Entries from a dataset of interfaces:
┏━━
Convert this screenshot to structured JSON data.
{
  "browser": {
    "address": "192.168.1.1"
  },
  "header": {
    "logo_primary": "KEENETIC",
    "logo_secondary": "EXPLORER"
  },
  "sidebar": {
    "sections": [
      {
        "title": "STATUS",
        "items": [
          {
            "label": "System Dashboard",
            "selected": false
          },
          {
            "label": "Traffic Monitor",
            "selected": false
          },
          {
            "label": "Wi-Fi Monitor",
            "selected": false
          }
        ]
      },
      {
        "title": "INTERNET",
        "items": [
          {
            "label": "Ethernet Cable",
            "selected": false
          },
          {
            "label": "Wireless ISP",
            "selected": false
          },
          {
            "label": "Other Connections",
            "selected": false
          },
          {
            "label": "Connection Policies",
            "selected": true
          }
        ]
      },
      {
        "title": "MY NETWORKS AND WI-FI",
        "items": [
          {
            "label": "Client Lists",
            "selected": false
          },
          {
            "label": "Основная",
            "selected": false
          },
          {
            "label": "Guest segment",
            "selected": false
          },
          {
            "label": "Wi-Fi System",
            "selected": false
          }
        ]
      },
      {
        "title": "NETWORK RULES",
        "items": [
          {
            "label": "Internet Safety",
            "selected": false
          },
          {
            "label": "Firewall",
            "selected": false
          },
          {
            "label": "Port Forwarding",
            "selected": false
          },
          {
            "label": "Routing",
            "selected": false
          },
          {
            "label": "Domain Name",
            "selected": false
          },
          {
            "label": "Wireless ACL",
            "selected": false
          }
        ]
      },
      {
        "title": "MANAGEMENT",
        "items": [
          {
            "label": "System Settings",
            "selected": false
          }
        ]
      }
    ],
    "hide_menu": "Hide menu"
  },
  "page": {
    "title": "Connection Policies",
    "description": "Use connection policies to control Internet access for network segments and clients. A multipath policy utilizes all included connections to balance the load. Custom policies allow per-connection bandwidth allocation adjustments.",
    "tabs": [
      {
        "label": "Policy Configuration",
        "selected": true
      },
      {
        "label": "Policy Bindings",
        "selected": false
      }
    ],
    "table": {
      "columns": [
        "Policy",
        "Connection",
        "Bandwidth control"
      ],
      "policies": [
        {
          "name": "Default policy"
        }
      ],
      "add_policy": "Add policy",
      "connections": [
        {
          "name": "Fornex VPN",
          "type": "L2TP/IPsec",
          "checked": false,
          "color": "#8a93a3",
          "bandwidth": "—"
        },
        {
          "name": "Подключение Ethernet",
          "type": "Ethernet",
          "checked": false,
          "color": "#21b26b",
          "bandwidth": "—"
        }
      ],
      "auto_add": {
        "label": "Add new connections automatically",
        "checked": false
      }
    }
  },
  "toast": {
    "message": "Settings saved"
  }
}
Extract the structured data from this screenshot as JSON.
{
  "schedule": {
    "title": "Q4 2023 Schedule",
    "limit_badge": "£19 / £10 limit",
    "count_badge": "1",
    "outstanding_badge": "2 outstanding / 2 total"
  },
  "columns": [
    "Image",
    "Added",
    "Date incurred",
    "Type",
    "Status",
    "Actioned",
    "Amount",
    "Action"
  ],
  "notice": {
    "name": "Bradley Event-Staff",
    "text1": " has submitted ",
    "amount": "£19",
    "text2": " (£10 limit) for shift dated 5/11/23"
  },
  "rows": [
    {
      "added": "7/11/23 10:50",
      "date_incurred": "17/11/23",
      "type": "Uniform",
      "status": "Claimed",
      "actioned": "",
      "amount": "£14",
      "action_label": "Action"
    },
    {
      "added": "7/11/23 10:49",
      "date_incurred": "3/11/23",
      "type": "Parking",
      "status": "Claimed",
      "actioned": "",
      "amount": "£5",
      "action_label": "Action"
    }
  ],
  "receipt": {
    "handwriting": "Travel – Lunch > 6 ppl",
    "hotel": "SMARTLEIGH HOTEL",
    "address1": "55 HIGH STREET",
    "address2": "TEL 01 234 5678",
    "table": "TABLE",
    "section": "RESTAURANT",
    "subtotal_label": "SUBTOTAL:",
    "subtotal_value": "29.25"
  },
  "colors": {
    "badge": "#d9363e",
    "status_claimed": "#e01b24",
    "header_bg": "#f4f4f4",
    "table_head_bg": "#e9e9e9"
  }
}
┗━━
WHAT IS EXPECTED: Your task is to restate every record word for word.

RESPONSE AREA:
Convert this screenshot to structured JSON data.
{
  "browser": {
    "address": "192.168.1.1"
  },
  "header": {
    "logo_primary": "KEENETIC",
    "logo_secondary": "EXPLORER"
  },
  "sidebar": {
    "sections": [
      {
        "title": "STATUS",
        "items": [
          {
            "label": "System Dashboard",
            "selected": false
          },
          {
            "label": "Traffic Monitor",
            "selected": false
          },
          {
            "label": "Wi-Fi Monitor",
            "selected": false
          }
        ]
      },
      {
        "title": "INTERNET",
        "items": [
          {
            "label": "Ethernet Cable",
            "selected": false
          },
          {
            "label": "Wireless ISP",
            "selected": false
          },
          {
            "label": "Other Connections",
            "selected": false
          },
          {
            "label": "Connection Policies",
            "selected": true
          }
        ]
      },
      {
        "title": "MY NETWORKS AND WI-FI",
        "items": [
          {
            "label": "Client Lists",
            "selected": false
          },
          {
            "label": "Основная",
            "selected": false
          },
          {
            "label": "Guest segment",
            "selected": false
          },
          {
            "label": "Wi-Fi System",
            "selected": false
          }
        ]
      },
      {
        "title": "NETWORK RULES",
        "items": [
          {
            "label": "Internet Safety",
            "selected": false
          },
          {
            "label": "Firewall",
            "selected": false
          },
          {
            "label": "Port Forwarding",
            "selected": false
          },
          {
            "label": "Routing",
            "selected": false
          },
          {
            "label": "Domain Name",
            "selected": false
          },
          {
            "label": "Wireless ACL",
            "selected": false
          }
        ]
      },
      {
        "title": "MANAGEMENT",
        "items": [
          {
            "label": "System Settings",
            "selected": false
          }
        ]
      }
    ],
    "hide_menu": "Hide menu"
  },
  "page": {
    "title": "Connection Policies",
    "description": "Use connection policies to control Internet access for network segments and clients. A multipath policy utilizes all included connections to balance the load. Custom policies allow per-connection bandwidth allocation adjustments.",
    "tabs": [
      {
        "label": "Policy Configuration",
        "selected": true
      },
      {
        "label": "Policy Bindings",
        "selected": false
      }
    ],
    "table": {
      "columns": [
        "Policy",
        "Connection",
        "Bandwidth control"
      ],
      "policies": [
        {
          "name": "Default policy"
        }
      ],
      "add_policy": "Add policy",
      "connections": [
        {
          "name": "Fornex VPN",
          "type": "L2TP/IPsec",
          "checked": false,
          "color": "#8a93a3",
          "bandwidth": "—"
        },
        {
          "name": "Подключение Ethernet",
          "type": "Ethernet",
          "checked": false,
          "color": "#21b26b",
          "bandwidth": "—"
        }
      ],
      "auto_add": {
        "label": "Add new connections automatically",
        "checked": false
      }
    }
  },
  "toast": {
    "message": "Settings saved"
  }
}
Extract the structured data from this screenshot as JSON.
{
  "schedule": {
    "title": "Q4 2023 Schedule",
    "limit_badge": "£19 / £10 limit",
    "count_badge": "1",
    "outstanding_badge": "2 outstanding / 2 total"
  },
  "columns": [
    "Image",
    "Added",
    "Date incurred",
    "Type",
    "Status",
    "Actioned",
    "Amount",
    "Action"
  ],
  "notice": {
    "name": "Bradley Event-Staff",
    "text1": " has submitted ",
    "amount": "£19",
    "text2": " (£10 limit) for shift dated 5/11/23"
  },
  "rows": [
    {
      "added": "7/11/23 10:50",
      "date_incurred": "17/11/23",
      "type": "Uniform",
      "status": "Claimed",
      "actioned": "",
      "amount": "£14",
      "action_label": "Action"
    },
    {
      "added": "7/11/23 10:49",
      "date_incurred": "3/11/23",
      "type": "Parking",
      "status": "Claimed",
      "actioned": "",
      "amount": "£5",
      "action_label": "Action"
    }
  ],
  "receipt": {
    "handwriting": "Travel – Lunch > 6 ppl",
    "hotel": "SMARTLEIGH HOTEL",
    "address1": "55 HIGH STREET",
    "address2": "TEL 01 234 5678",
    "table": "TABLE",
    "section": "RESTAURANT",
    "subtotal_label": "SUBTOTAL:",
    "subtotal_value": "29.25"
  },
  "colors": {
    "badge": "#d9363e",
    "status_claimed": "#e01b24",
    "header_bg": "#f4f4f4",
    "table_head_bg": "#e9e9e9"
  }
}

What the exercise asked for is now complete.